Activity:
Search the listing below for the string "内容を確認しました", then copy every line it appears in.

----- Exercise data -----

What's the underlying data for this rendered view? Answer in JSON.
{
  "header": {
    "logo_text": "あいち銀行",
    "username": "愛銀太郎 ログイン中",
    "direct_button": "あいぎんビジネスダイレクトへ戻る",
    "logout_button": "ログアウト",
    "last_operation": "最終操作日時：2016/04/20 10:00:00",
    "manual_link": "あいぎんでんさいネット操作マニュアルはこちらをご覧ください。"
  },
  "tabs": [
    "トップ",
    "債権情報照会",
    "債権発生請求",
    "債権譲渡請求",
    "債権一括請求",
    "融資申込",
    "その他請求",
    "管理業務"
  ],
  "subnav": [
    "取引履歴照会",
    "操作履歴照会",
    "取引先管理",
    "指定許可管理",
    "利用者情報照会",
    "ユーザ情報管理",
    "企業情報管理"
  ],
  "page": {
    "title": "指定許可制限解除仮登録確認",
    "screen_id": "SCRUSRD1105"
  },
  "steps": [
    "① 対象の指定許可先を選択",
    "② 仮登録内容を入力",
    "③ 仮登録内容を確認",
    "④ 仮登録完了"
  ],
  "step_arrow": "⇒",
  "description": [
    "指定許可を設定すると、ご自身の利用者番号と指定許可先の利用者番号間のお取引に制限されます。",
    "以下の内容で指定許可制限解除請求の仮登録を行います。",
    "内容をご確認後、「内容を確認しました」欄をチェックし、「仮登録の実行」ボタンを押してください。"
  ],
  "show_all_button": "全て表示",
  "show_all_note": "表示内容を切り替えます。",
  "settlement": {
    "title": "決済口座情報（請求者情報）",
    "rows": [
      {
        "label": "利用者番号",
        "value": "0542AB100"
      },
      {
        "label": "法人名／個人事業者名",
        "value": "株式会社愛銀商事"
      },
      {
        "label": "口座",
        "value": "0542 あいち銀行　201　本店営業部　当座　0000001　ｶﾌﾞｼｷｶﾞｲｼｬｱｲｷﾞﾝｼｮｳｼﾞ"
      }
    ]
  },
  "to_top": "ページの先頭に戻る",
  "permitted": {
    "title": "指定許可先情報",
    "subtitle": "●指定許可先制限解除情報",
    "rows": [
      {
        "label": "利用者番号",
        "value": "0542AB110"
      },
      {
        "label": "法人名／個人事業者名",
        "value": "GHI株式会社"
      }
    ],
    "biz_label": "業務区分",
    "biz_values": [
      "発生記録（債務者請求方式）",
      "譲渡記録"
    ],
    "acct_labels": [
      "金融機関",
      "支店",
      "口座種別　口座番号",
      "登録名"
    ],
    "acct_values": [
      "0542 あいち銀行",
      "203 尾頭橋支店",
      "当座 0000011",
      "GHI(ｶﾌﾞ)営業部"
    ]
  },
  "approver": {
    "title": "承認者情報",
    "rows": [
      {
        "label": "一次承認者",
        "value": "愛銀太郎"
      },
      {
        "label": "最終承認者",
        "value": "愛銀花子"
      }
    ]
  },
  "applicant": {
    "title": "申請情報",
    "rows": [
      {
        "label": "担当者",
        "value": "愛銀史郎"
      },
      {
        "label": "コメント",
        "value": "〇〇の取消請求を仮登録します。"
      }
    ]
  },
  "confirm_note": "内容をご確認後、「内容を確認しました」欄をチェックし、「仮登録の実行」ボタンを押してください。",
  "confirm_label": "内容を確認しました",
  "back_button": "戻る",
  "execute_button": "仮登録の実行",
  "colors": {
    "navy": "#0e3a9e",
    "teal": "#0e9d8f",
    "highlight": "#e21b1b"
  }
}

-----

Result of the exercise:
    "内容をご確認後、「内容を確認しました」欄をチェックし、「仮登録の実行」ボタンを押してください。"
  "confirm_note": "内容をご確認後、「内容を確認しました」欄をチェックし、「仮登録の実行」ボタンを押してください。",
  "confirm_label": "内容を確認しました",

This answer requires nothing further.